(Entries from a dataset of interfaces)
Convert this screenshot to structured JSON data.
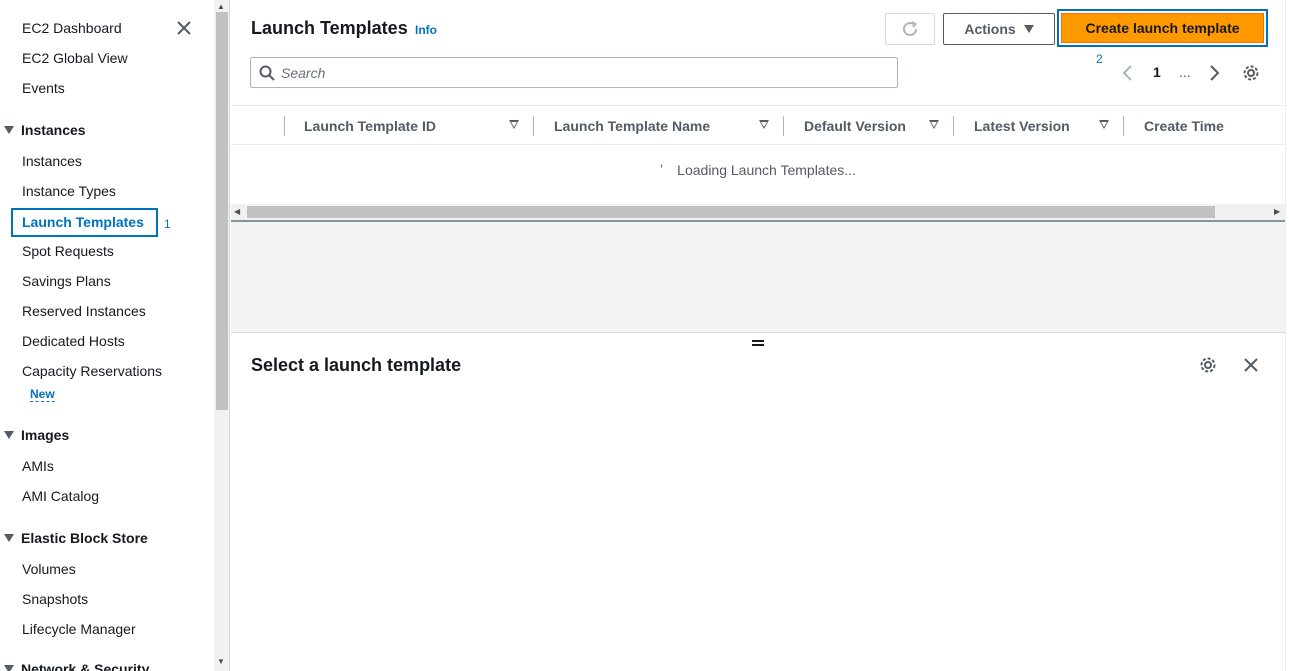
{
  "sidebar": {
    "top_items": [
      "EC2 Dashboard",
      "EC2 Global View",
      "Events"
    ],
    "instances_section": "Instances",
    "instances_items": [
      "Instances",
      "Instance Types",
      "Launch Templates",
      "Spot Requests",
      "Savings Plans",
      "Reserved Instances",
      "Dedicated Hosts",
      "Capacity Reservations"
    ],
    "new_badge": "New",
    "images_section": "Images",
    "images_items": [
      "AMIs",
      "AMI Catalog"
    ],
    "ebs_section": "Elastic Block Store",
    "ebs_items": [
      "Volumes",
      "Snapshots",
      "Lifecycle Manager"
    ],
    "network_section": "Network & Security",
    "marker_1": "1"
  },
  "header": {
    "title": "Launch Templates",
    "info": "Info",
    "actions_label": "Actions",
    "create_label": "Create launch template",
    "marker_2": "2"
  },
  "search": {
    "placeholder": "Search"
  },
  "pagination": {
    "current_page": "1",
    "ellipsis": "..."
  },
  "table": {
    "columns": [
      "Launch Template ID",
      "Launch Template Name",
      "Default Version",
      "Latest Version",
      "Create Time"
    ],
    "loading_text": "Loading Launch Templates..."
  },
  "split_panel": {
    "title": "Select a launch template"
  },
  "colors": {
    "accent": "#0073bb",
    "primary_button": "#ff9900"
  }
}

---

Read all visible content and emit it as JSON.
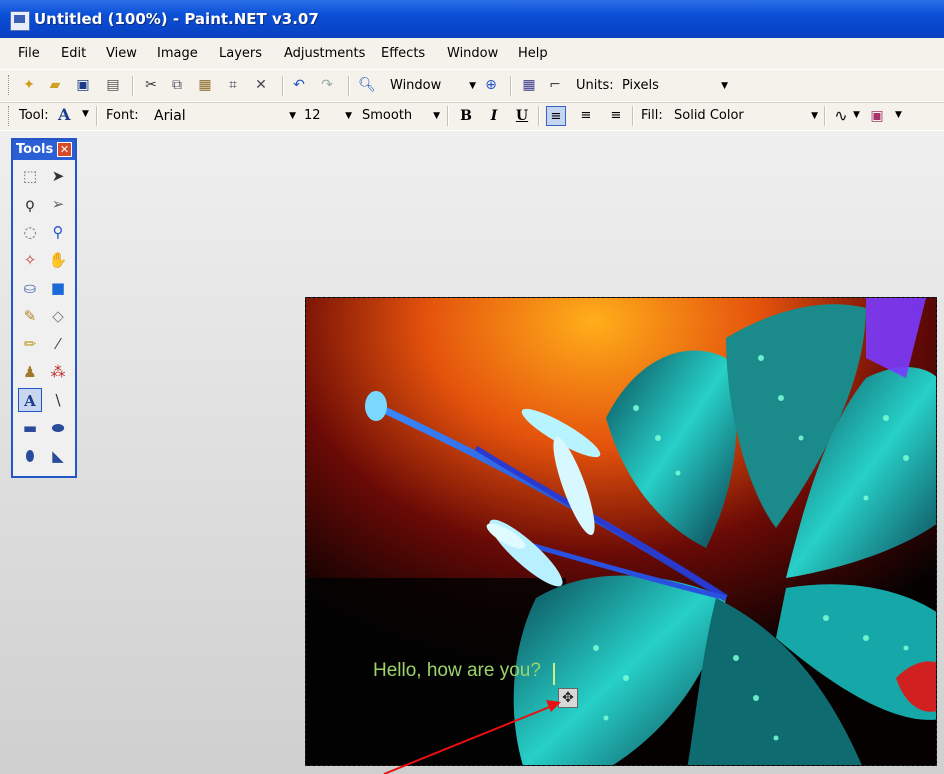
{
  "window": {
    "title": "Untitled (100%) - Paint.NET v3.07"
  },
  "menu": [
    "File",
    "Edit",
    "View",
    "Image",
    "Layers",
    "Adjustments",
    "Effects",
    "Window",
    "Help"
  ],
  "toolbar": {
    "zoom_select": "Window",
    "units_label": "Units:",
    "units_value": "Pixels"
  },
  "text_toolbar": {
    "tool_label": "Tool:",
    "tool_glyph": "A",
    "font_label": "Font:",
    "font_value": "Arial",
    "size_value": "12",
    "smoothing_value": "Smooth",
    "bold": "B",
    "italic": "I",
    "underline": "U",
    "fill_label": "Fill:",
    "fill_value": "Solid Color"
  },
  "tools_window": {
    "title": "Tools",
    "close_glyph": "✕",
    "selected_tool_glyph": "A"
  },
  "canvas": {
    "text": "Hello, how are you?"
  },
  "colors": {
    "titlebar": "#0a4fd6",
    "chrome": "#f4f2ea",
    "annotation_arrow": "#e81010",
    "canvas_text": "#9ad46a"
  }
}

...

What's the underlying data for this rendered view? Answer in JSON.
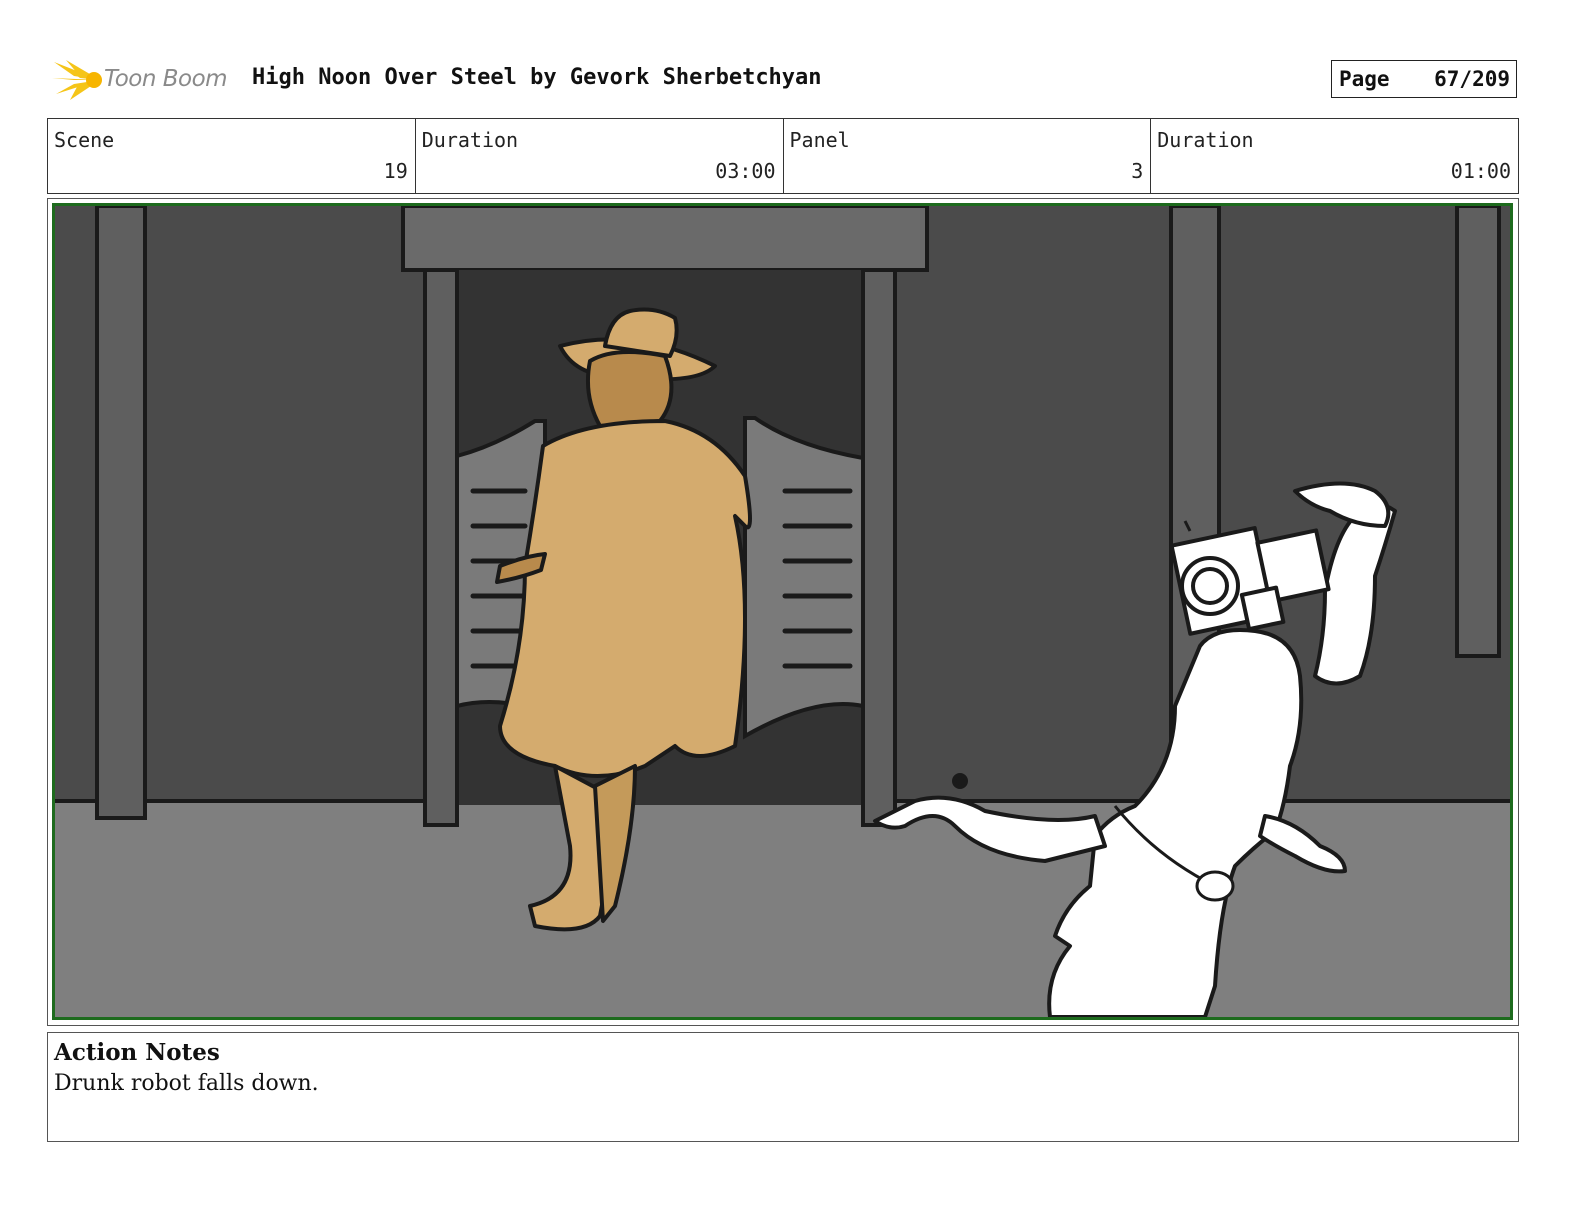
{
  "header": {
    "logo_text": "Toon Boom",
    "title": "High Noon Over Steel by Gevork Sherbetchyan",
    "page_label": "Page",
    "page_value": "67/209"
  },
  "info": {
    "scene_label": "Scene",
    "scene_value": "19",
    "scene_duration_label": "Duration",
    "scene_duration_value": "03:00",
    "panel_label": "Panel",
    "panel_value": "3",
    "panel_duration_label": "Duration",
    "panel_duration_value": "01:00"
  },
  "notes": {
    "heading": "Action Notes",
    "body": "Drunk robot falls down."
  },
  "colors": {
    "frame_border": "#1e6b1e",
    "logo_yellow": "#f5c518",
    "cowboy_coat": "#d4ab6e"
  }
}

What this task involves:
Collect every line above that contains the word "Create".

Result:
    "create_label": "Create launch template",
      "Create Time"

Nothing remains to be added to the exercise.